If a municipality and school district’s combined Local Services Tax rate is more than $10, employers must withhold the tax based on their number of annual payroll periods and are prohibited from withholding the tax in a lump-sum payment. However, if the combined LST rate is $10 or less, it may be withheld all at once from the first paycheck of the year.

Where can I find information about the $12,000 low-income exemption for the Local Services Tax (LST)?

Each political subdivision that levies an LST at a rate exceeding $10 is required to exempt persons whose total earned income and net profits from all sources within the political subdivision is less than $12,000 for the calendar year in which the LST is levied. The school district for the municipality in which a worksite is located may or may not levy an LST. If it does, the income exemption provided may differ from the municipality and can be anywhere from $0 to $11,999. “Income from all sources” is defined as the same earned income and “net profits” that are used to determine the local earned income tax. For more information, refer to the Application for Exemption from Local Services Tax and the Application for Refund from Local Services Tax.

What happens if the income of an individual who filed an upfront Application for Exemption from Local Services Tax later exceeds the $12,000 threshold during the calendar year?

If that person’s earned income from the primary employer exceeds $12,000 or the municipality’s tax collector informs the employer that the employee’s income has reached $12,000, employers “restart” withholding of the LST by withholding: (1) a “catch-up” lump sum tax equal to the amount of tax that was not withheld from the employee as a result of the exemption; and (2) the same amount per payroll period that is withheld from other employees.
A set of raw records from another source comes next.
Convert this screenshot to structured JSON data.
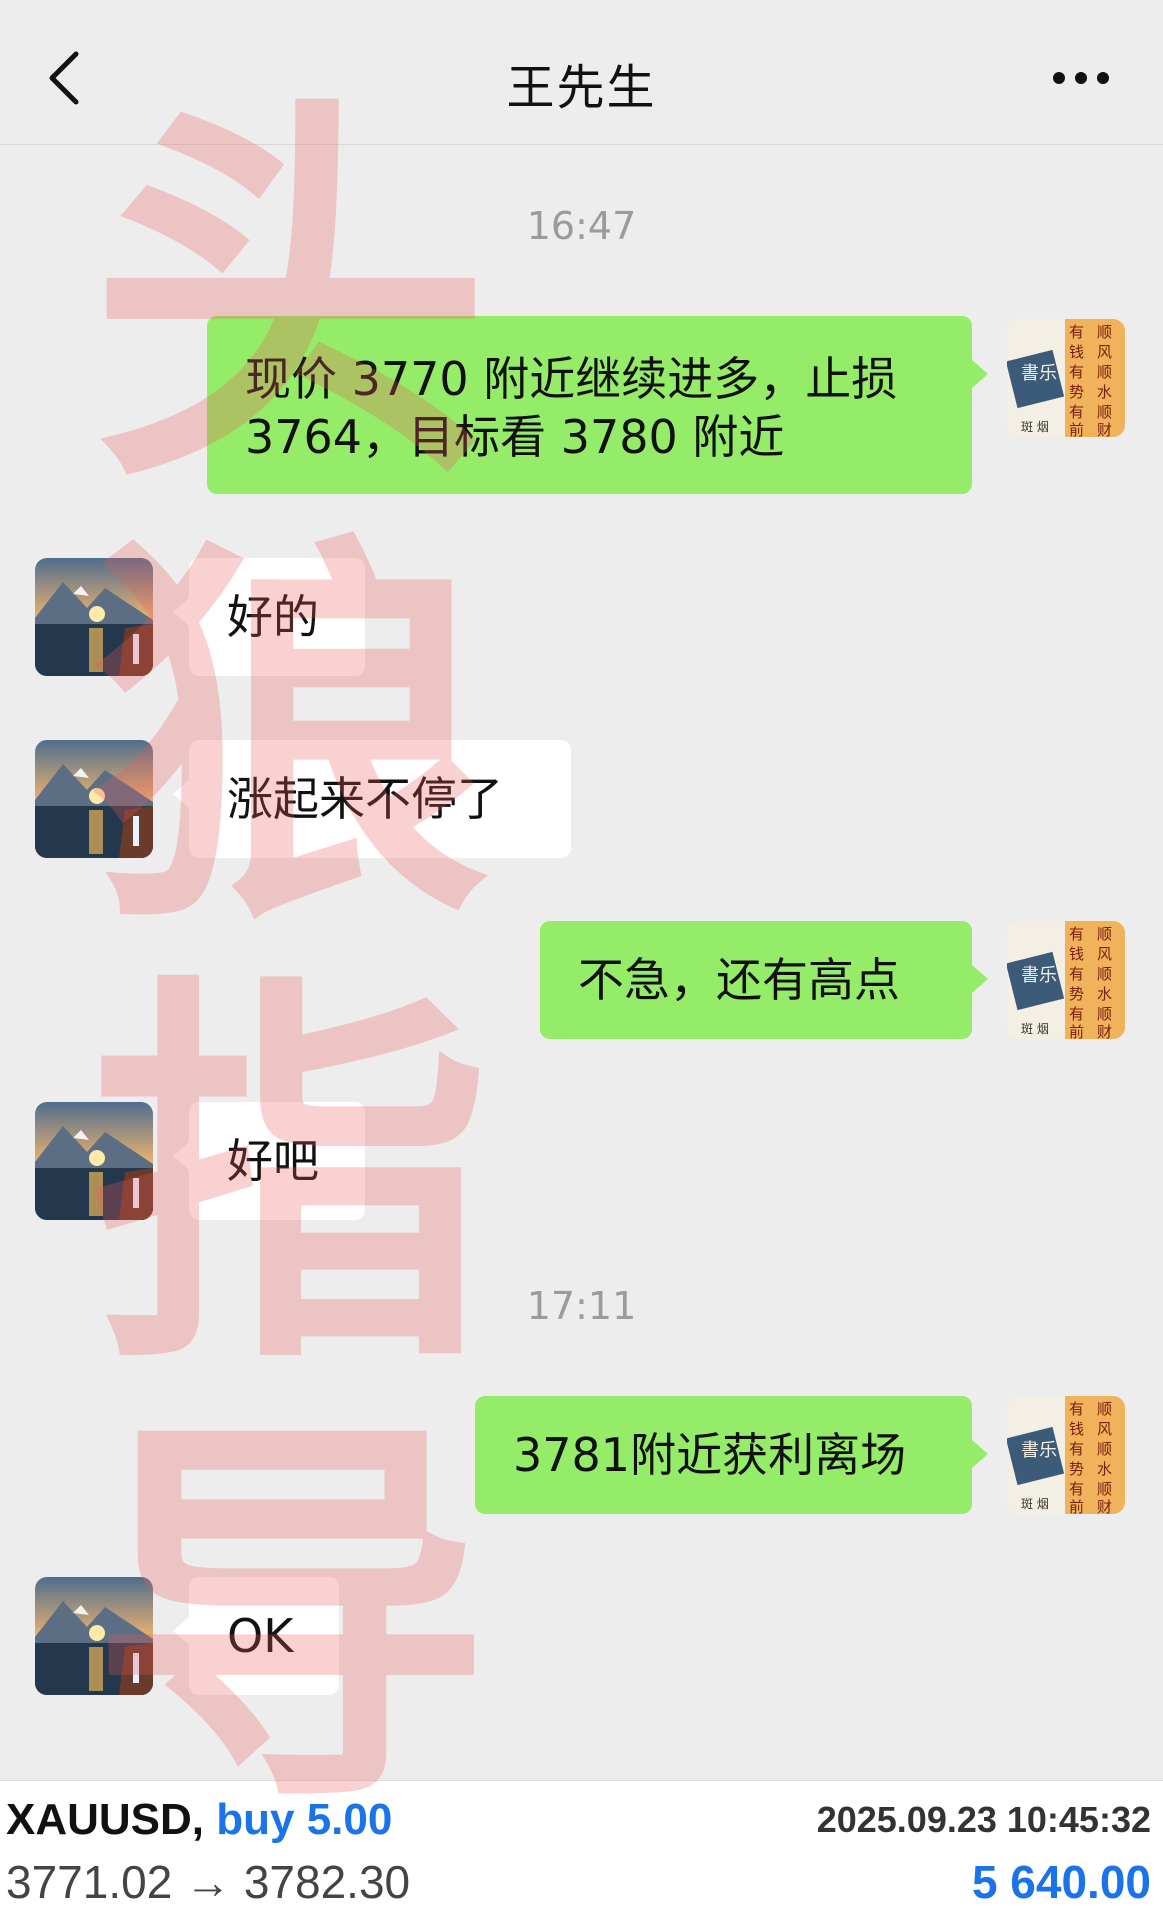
{
  "header": {
    "title": "王先生"
  },
  "messages": [
    {
      "type": "time",
      "text": "16:47"
    },
    {
      "type": "out",
      "lines": [
        "现价 3770 附近继续进多，止损",
        "3764，目标看 3780 附近"
      ]
    },
    {
      "type": "in",
      "text": "好的"
    },
    {
      "type": "in",
      "text": "涨起来不停了"
    },
    {
      "type": "out",
      "text": "不急，还有高点"
    },
    {
      "type": "in",
      "text": "好吧"
    },
    {
      "type": "time",
      "text": "17:11"
    },
    {
      "type": "out",
      "text": "3781附近获利离场"
    },
    {
      "type": "in",
      "text": "OK"
    }
  ],
  "self_avatar": {
    "icon": "calligraphy-avatar",
    "seal_text": "書乐",
    "small_text": "斑 烟",
    "calligraphy": "有钱有势有前 顺风顺水顺财"
  },
  "contact_avatar": {
    "icon": "mountain-lake-sunset-avatar"
  },
  "watermark": {
    "chars": [
      "头",
      "狼",
      "指",
      "导"
    ]
  },
  "trade": {
    "symbol": "XAUUSD,",
    "side": "buy 5.00",
    "time": "2025.09.23 10:45:32",
    "prices": "3771.02 → 3782.30",
    "profit": "5 640.00"
  },
  "colors": {
    "background": "#ededed",
    "outgoing_bubble": "#95ec69",
    "incoming_bubble": "#ffffff",
    "accent_blue": "#1a73e8",
    "watermark_red": "#eb5a5a"
  }
}
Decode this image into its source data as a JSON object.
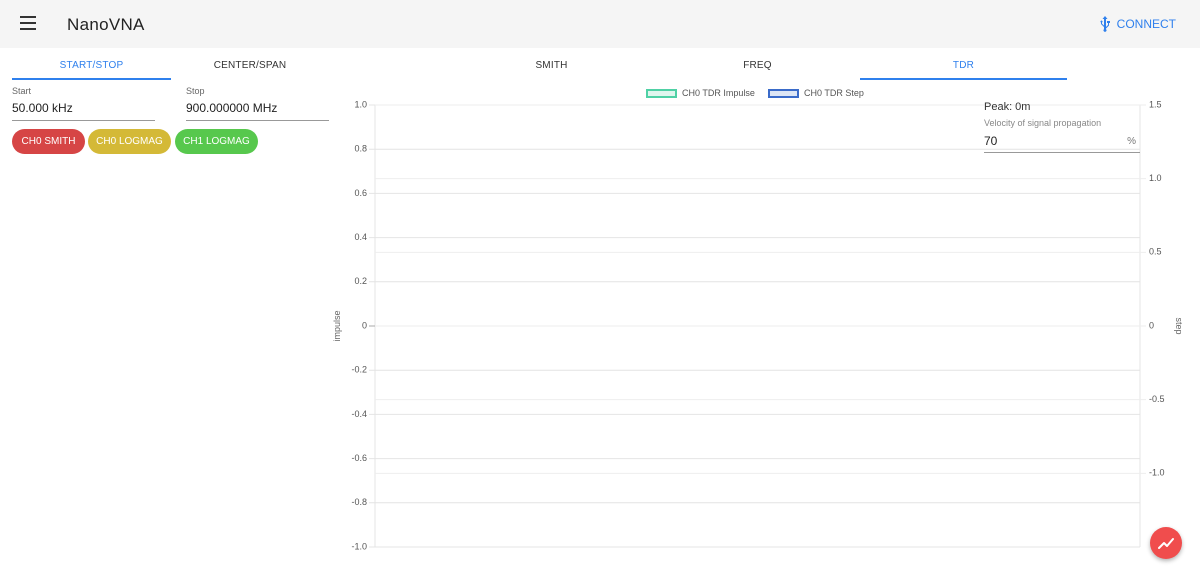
{
  "app": {
    "title": "NanoVNA",
    "connect_label": "CONNECT"
  },
  "left_tabs": [
    {
      "label": "START/STOP",
      "active": true
    },
    {
      "label": "CENTER/SPAN",
      "active": false
    }
  ],
  "start": {
    "label": "Start",
    "value": "50.000 kHz"
  },
  "stop": {
    "label": "Stop",
    "value": "900.000000 MHz"
  },
  "chips": [
    {
      "label": "CH0 SMITH",
      "color": "#d64545"
    },
    {
      "label": "CH0 LOGMAG",
      "color": "#d4b937"
    },
    {
      "label": "CH1 LOGMAG",
      "color": "#57c84d"
    }
  ],
  "chart_tabs": [
    {
      "label": "SMITH",
      "active": false
    },
    {
      "label": "FREQ",
      "active": false
    },
    {
      "label": "TDR",
      "active": true
    }
  ],
  "peak": "Peak: 0m",
  "velocity": {
    "label": "Velocity of signal propagation",
    "value": "70",
    "unit": "%"
  },
  "colors": {
    "accent": "#2f80ed",
    "fab": "#f04d4d"
  },
  "chart_data": {
    "type": "line",
    "legend": [
      {
        "name": "CH0 TDR Impulse",
        "color": "#4fd1a5"
      },
      {
        "name": "CH0 TDR Step",
        "color": "#3a6bc9"
      }
    ],
    "ylabel_left": "impulse",
    "ylabel_right": "step",
    "ylim_left": [
      -1.0,
      1.0
    ],
    "ylim_right": [
      -1.5,
      1.5
    ],
    "y_ticks_left": [
      "1.0",
      "0.8",
      "0.6",
      "0.4",
      "0.2",
      "0",
      "-0.2",
      "-0.4",
      "-0.6",
      "-0.8",
      "-1.0"
    ],
    "y_ticks_right": [
      "1.5",
      "1.0",
      "0.5",
      "0",
      "-0.5",
      "-1.0"
    ],
    "series": [
      {
        "name": "CH0 TDR Impulse",
        "values": []
      },
      {
        "name": "CH0 TDR Step",
        "values": []
      }
    ],
    "grid": true,
    "legend_position": "top-center"
  }
}
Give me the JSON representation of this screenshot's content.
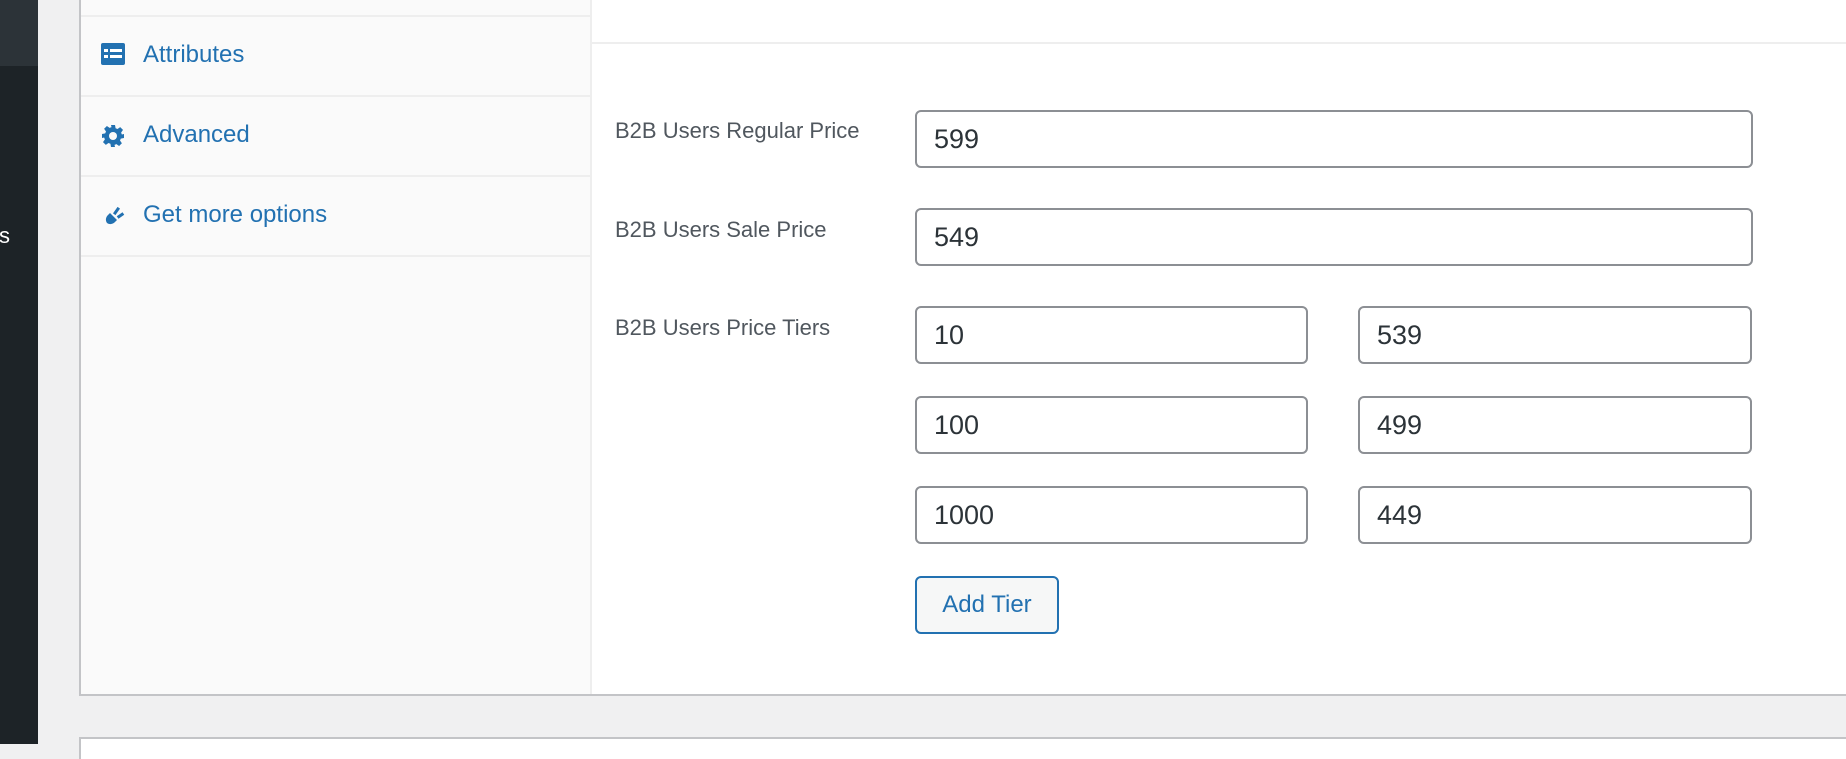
{
  "admin_sidebar": {
    "visible_menu_text": "s"
  },
  "product_data_tabs": [
    {
      "label": "Attributes",
      "icon": "attributes-list-icon"
    },
    {
      "label": "Advanced",
      "icon": "gear-icon"
    },
    {
      "label": "Get more options",
      "icon": "plug-icon"
    }
  ],
  "b2b_pricing": {
    "regular_price": {
      "label": "B2B Users Regular Price",
      "value": "599"
    },
    "sale_price": {
      "label": "B2B Users Sale Price",
      "value": "549"
    },
    "price_tiers": {
      "label": "B2B Users Price Tiers",
      "tiers": [
        {
          "quantity": "10",
          "price": "539"
        },
        {
          "quantity": "100",
          "price": "499"
        },
        {
          "quantity": "1000",
          "price": "449"
        }
      ],
      "add_button_label": "Add Tier"
    }
  },
  "colors": {
    "accent": "#2271b1",
    "admin_sidebar": "#1d2327",
    "input_border": "#8c8f94"
  }
}
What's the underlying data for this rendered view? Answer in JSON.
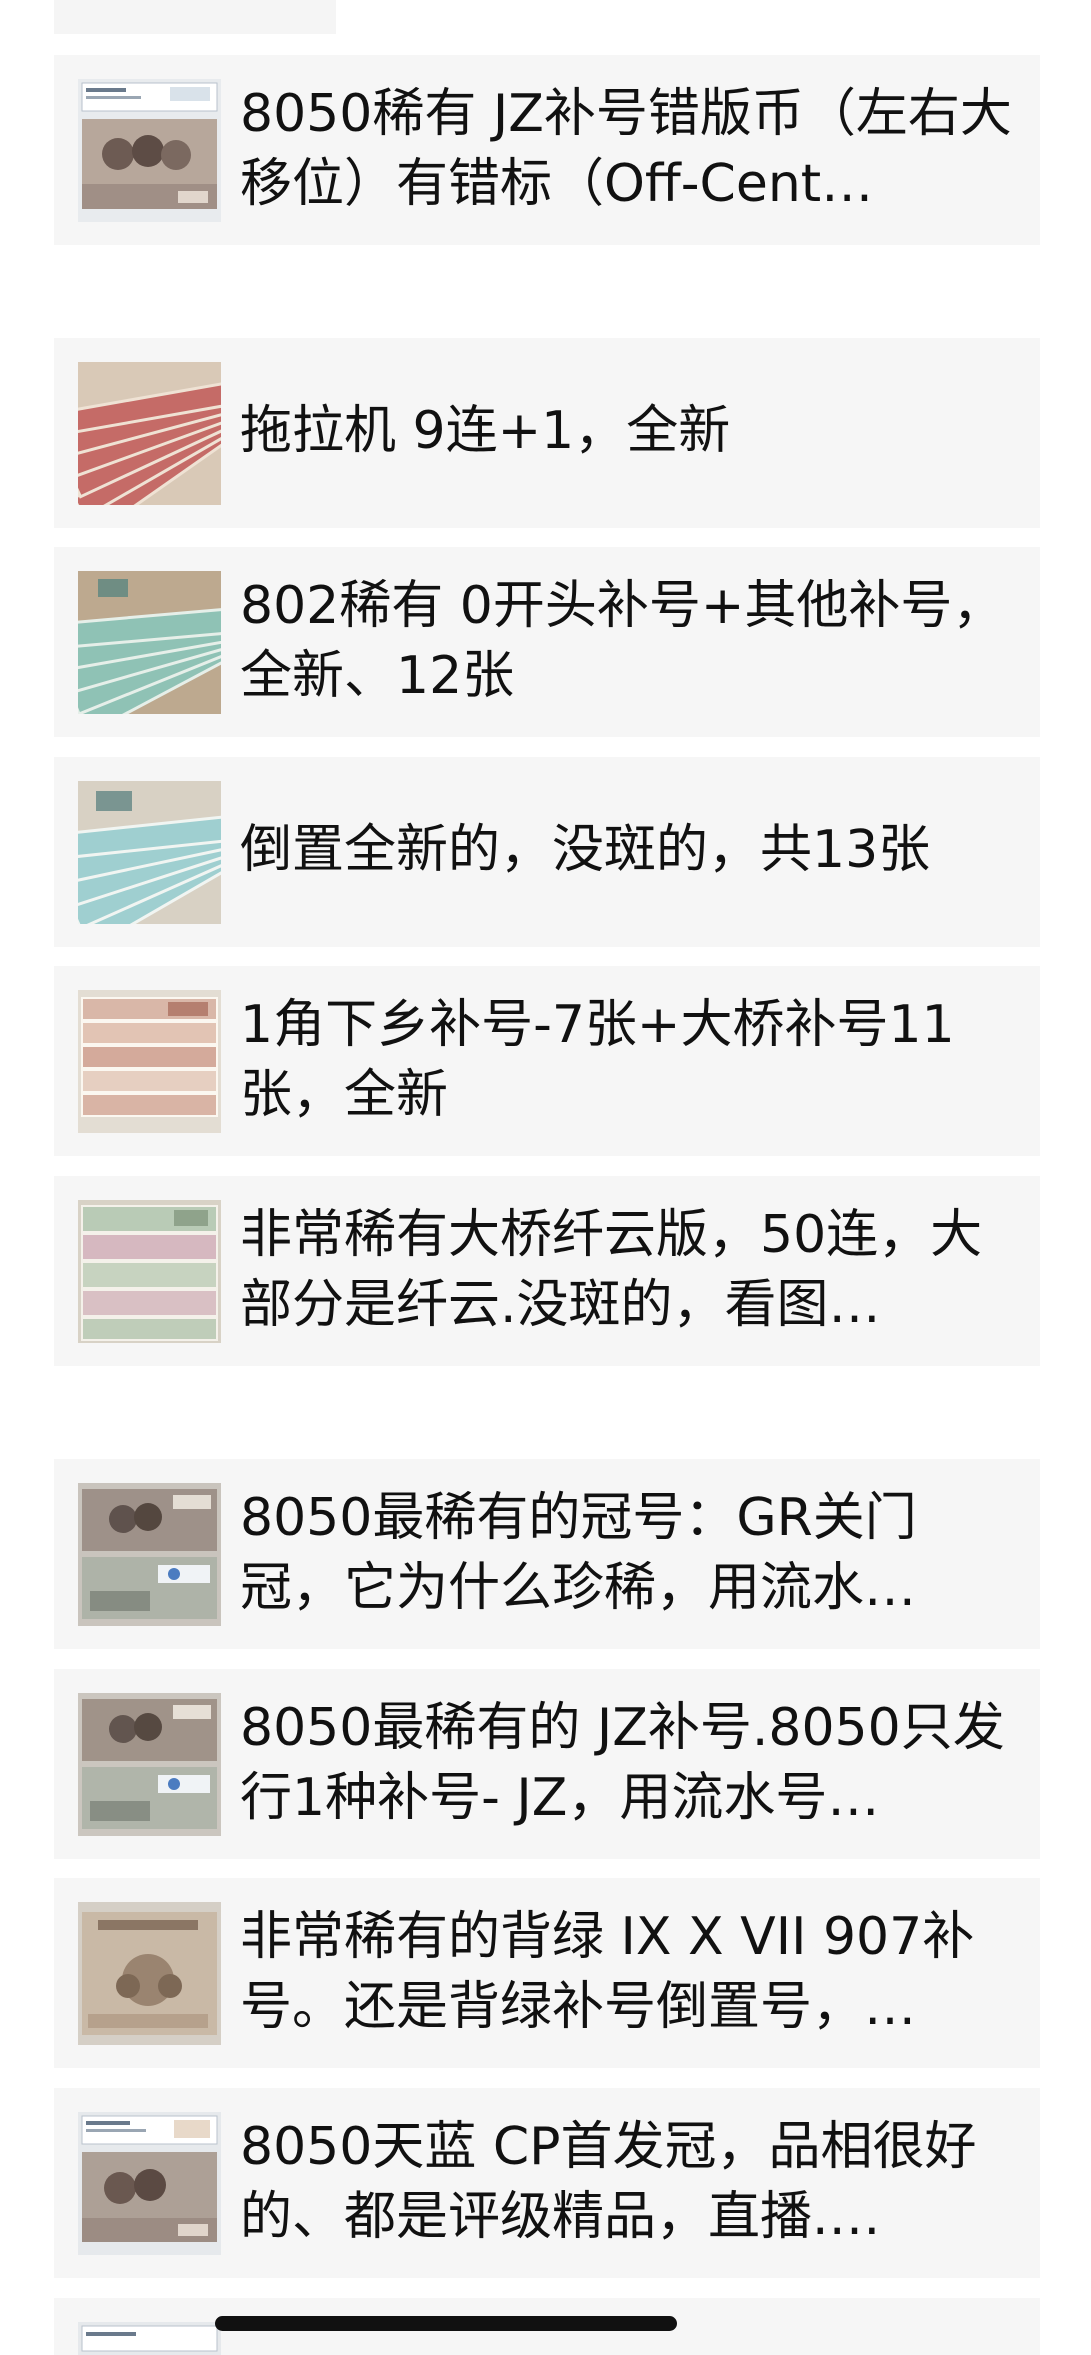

Except for monitoring when an employee who has filed an exemption certificate earns more than $12,000, the intent of the amendment is that employers are not responsible for investigating exemptions, monitoring tax exemption eligibility or exempting an employee from the tax.

If an employee works in more than one municipality, and each levies a Local Services Tax, which one has priority for the collection of the tax?

The primary place of employment is determined the day the taxpayer first becomes subject to the tax during the payroll period if the tax is levied at more than $10. If the tax is levied at $10 or less, it is the first place of employment during the calendar year based on the following priorities (listed in order):

  • The municipality where the employee maintains his or her principal office or is principally employed;
  • The municipality where the employee lives and works if the municipality levies the local services tax;
  • The municipality where the employee works and is nearest to his residence if that municipality imposes the tax.